CygProfiler suite

CygProfiler is a set of functions for use with gcc's -finstrument-functions option. See info page of gcc for details and description of this option.

To use it, compile your program with -finstrument-functions and link together with cyg-profile.c. Somewhere at the beginning of the program call cygprofile_enable() to start logging all function entries and exits into a logfile.

By default the name of the logfile is cyglog.$PID, but you can set a different one using cygprofile_setfilename(). To get current logfile name use cygprofile_getfilename(). To see if logging is enabled use cygprofile_isenabled(). You can stop logging by calling cygprofile_disable().

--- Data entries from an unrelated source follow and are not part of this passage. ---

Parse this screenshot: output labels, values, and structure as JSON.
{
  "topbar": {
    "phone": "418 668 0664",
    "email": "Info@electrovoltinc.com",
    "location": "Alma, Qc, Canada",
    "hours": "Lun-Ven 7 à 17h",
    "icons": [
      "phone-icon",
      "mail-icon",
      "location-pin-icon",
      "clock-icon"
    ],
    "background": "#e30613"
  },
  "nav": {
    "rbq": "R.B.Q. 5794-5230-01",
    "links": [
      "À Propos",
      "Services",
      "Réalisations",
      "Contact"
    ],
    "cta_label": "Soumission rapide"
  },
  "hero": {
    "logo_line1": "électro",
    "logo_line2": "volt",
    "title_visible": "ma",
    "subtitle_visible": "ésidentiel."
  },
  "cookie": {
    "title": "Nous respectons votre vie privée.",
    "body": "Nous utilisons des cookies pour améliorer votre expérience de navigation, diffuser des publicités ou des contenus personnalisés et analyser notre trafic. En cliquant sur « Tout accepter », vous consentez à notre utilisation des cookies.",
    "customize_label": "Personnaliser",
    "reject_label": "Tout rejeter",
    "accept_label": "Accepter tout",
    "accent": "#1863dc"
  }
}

Note that subsequent enabling of logging will overwrite the previous log with the same name!

After you have created a logfile run with the program name that created the logfile as a first argument and the logfile name as a second argument. On stdout you'll see a log of all instrumentalized functions invoked while logging was enabled.

Example for plain C:
$ gcc -finstrument-functions -o test test.c cyg-profile.c
$ ./test
Logfile: cyglog.1234
$ ./ test cyglog.1234
Loading symbols from test ... OK
Seen 65 symbols, stored 22 function offsets
Level correction set to 0
        +  0 0x80486a9 (from 0x804872f)  function3()
        +  1 0x804866d (from 0x80486c8)   function2()
        +  2 0x8048634 (from 0x804868c)    function1()
As you can see - function3() called function2() which then called function1(). Function main() isn't in the list, because the profiling was not yet enabled at the time it was called.
Example for C++:
gcc -c cyg-profile.c
$ g++ -finstrument-functions -c test.cxx
$ g++ -o test test.o cyg-profile.o
$ ./test
Logfile: cyglog.1234
$ ./ test cyglog.1234
Loading symbols from test ... OK
Seen 78 symbols, stored 25 function offsets
Level correction set to 1
        +  1 0x400d1c (from 0x400dcb)   _ZN4test9function3Ec()
        +  2 0x400cd4 (from 0x400d48)    _ZN4test9function2Ei()
        +  3 0x400c98 (from 0x400d01)     _ZN4test9function1El()
        +  0 0x400e3e (from 0x2a95ae2c8b)  __tcf_0()
The usage is similar to the plain C case. Unfortunately you'll only see the mangled function names, e.g. _ZN4test9function3Ec instead of int test::function3(char c).
See the sources:
Or download the tarball:
Place for your feedback...
Aug 29   10:47 Can CygProfiler trace into kernel?? (by leo)
Mar 3   14:29 Re: Can CygProfiler trace into kernel?? (by bffgfd)
Feb 26   21:26 thread-safe (by Bengi Mizrahi)
Mar 15   1:25 How to get pictorial call graph (by AC)